A California man was charged with the sexual assault of two women over 22 years ago, after police linked DNA from the crime scenes to that of a sample recently collected from a Baskin-Robbins ice cream spoon.
Alameda County District Attorney Nancy E. O’Malley announced Monday that Gregory Paul Vien, 60, will face “multiple felony sexual assault charges” in connection with the two separate assaults, both from 1997.
According to prosecutors, a woman walking to a Bay Area Rapid Transit station after work on May 6 was attacked by an unidentified man who “dragged her to a secluded area” before he sexually assaulted her.
Several months later, on Sept. 7, a second woman was sexually assaulted while on a walk near Livermore High School.
Police were able to recover DNA from both crime scenes that were “found to be a match to each other.” The samples were uploaded to the national DNA database to no avail.
Over 22 years later, investigators from the Livermore Police Department were able to get a lead using a genetic genealogical search tool which led them to Vien.
Detectives began to surveil Vein in August after discovering that he had lived in Livermore for several decades, including around the time the crimes were committed.
According to a probable cause statement, police subsequently collected “several items” that had been thrown in the garbage, including a “Baskin-Robbins spoon” that Vien used to eat ice cream.
On Aug. 28, the lab turned back a positive match between Vien’s DNA and the sample taken from both crime scenes.
“For over 20 years, the survivors of these sexual assaults have lived with the constant uncertainty that comes with not knowing when, if ever, their assailant will be identified and brought to justice,” O’Malley said in a news release.
“My office’s specialized cold case unit and sexual assault unit worked alongside our law enforcement partners and will now ensure that Mr. Vien is held to account for the crimes he committed.”

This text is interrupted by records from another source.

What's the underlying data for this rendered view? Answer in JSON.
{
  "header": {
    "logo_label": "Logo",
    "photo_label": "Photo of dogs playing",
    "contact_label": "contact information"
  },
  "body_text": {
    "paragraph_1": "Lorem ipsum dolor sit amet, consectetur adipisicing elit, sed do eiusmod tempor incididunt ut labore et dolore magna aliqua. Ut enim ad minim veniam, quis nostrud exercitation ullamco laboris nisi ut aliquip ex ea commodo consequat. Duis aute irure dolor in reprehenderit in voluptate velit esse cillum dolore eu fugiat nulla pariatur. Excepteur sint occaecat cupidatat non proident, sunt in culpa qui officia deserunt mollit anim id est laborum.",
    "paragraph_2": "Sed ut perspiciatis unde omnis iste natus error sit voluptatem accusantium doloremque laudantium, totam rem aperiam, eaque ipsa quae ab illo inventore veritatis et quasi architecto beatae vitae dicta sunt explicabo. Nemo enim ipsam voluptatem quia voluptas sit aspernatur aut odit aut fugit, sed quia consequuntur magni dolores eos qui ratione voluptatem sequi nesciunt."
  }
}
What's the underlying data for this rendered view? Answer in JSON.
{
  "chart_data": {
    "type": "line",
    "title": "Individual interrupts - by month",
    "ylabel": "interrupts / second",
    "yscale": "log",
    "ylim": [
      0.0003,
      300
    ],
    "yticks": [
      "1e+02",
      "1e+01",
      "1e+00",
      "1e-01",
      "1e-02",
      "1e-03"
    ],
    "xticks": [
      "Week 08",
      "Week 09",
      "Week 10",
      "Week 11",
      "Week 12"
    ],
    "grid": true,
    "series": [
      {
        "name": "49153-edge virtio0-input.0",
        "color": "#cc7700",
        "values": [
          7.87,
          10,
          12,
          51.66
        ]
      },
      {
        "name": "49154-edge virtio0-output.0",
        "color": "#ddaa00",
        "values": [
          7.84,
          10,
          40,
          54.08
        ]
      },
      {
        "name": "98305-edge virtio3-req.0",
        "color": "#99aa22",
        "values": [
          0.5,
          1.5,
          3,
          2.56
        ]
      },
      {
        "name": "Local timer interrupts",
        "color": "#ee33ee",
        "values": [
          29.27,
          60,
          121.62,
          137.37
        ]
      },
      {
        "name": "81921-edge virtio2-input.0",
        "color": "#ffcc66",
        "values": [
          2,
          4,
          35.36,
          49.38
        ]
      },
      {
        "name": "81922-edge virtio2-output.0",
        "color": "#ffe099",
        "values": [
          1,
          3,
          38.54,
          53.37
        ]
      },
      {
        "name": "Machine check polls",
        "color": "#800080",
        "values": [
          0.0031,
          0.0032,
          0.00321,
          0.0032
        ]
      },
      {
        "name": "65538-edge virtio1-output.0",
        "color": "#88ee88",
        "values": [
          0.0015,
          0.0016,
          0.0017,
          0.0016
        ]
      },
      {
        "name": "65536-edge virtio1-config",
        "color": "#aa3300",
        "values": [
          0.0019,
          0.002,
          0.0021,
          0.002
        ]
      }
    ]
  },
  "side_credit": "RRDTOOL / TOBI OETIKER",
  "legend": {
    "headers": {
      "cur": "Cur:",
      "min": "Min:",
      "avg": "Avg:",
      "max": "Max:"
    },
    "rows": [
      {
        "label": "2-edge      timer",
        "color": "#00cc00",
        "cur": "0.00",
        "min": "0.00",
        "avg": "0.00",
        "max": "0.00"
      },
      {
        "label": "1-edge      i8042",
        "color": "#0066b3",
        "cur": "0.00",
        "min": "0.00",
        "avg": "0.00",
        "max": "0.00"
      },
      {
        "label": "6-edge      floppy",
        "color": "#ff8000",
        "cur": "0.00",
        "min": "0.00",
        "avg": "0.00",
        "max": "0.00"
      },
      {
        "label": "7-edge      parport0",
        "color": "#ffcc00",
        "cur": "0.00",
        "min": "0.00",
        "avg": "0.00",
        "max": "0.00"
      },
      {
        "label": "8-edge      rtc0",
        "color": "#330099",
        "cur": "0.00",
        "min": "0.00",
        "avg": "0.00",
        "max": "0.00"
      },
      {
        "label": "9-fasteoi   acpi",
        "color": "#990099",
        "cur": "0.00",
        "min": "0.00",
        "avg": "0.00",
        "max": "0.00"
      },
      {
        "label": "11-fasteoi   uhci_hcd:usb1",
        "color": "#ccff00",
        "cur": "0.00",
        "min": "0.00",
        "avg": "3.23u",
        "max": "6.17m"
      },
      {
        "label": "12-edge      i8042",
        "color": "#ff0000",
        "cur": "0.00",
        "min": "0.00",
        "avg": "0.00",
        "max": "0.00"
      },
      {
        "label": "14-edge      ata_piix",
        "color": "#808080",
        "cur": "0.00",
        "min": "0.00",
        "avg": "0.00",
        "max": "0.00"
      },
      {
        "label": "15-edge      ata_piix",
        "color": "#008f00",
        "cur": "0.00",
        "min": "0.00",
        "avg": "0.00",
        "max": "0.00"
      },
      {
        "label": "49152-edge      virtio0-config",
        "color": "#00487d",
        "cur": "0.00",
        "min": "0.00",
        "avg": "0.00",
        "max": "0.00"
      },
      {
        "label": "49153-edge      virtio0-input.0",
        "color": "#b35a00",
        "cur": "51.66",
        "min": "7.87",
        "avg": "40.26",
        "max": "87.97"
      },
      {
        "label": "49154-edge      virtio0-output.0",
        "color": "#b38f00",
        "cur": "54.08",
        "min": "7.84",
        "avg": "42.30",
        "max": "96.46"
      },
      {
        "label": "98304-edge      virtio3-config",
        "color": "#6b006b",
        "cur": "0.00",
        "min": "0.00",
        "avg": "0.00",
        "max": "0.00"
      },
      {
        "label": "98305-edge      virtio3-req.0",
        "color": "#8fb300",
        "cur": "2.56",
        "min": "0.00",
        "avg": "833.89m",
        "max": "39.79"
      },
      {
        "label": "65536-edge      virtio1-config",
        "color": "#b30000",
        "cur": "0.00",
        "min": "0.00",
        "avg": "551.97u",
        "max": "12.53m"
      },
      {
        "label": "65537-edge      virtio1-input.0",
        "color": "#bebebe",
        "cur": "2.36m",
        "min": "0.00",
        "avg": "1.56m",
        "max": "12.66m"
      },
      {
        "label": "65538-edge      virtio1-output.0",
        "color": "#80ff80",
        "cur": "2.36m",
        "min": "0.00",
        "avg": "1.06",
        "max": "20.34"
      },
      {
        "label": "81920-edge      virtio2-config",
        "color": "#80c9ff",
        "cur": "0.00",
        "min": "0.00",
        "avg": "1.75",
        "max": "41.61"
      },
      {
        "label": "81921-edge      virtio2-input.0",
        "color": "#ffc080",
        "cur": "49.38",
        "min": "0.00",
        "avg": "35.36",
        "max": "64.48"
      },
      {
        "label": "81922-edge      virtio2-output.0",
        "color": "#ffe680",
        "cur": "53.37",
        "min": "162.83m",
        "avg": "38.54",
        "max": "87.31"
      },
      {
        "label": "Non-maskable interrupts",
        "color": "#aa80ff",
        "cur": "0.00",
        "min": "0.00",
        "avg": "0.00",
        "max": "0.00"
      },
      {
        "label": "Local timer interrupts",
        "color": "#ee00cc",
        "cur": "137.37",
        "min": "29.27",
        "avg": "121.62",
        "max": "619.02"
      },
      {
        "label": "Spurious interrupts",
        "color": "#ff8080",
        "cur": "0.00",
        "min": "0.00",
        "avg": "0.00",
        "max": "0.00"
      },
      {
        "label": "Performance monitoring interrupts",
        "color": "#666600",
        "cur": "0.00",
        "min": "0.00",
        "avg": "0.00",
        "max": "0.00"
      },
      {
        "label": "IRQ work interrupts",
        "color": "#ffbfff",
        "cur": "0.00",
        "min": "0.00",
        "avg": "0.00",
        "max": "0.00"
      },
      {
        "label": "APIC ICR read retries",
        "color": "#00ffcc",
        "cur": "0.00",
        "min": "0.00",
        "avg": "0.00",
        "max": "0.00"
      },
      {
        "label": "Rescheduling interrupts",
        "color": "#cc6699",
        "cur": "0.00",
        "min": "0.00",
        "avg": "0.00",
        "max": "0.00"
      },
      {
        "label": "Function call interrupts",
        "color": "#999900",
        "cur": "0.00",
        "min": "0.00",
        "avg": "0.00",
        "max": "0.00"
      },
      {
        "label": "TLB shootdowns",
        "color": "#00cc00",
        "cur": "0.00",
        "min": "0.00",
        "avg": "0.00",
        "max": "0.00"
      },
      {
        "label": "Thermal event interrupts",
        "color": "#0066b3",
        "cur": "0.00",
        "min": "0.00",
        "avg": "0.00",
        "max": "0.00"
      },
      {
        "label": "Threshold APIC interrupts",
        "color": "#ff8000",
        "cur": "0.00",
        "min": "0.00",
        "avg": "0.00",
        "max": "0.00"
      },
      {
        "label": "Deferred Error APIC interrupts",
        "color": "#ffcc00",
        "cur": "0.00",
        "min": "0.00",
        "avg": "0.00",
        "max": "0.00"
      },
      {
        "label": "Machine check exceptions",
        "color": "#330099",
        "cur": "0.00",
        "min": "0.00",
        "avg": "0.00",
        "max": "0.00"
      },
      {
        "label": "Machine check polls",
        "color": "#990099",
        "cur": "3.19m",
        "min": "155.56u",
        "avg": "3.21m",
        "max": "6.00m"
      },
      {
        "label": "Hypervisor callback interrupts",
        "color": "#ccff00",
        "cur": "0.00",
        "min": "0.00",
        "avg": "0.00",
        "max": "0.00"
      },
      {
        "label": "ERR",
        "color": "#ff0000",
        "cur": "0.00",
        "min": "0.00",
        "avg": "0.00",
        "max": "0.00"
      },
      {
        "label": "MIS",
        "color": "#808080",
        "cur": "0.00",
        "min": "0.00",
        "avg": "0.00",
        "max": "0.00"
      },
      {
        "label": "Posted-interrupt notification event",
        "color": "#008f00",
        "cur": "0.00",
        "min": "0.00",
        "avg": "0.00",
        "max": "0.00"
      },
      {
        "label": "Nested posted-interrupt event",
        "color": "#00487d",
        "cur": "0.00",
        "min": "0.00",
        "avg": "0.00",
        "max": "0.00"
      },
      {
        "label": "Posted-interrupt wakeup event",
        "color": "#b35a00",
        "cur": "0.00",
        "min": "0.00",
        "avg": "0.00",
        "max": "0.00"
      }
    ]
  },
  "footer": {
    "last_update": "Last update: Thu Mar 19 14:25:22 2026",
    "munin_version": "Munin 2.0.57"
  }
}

Vien was arraigned on Nov. 7 and is due back in court on Wednesday.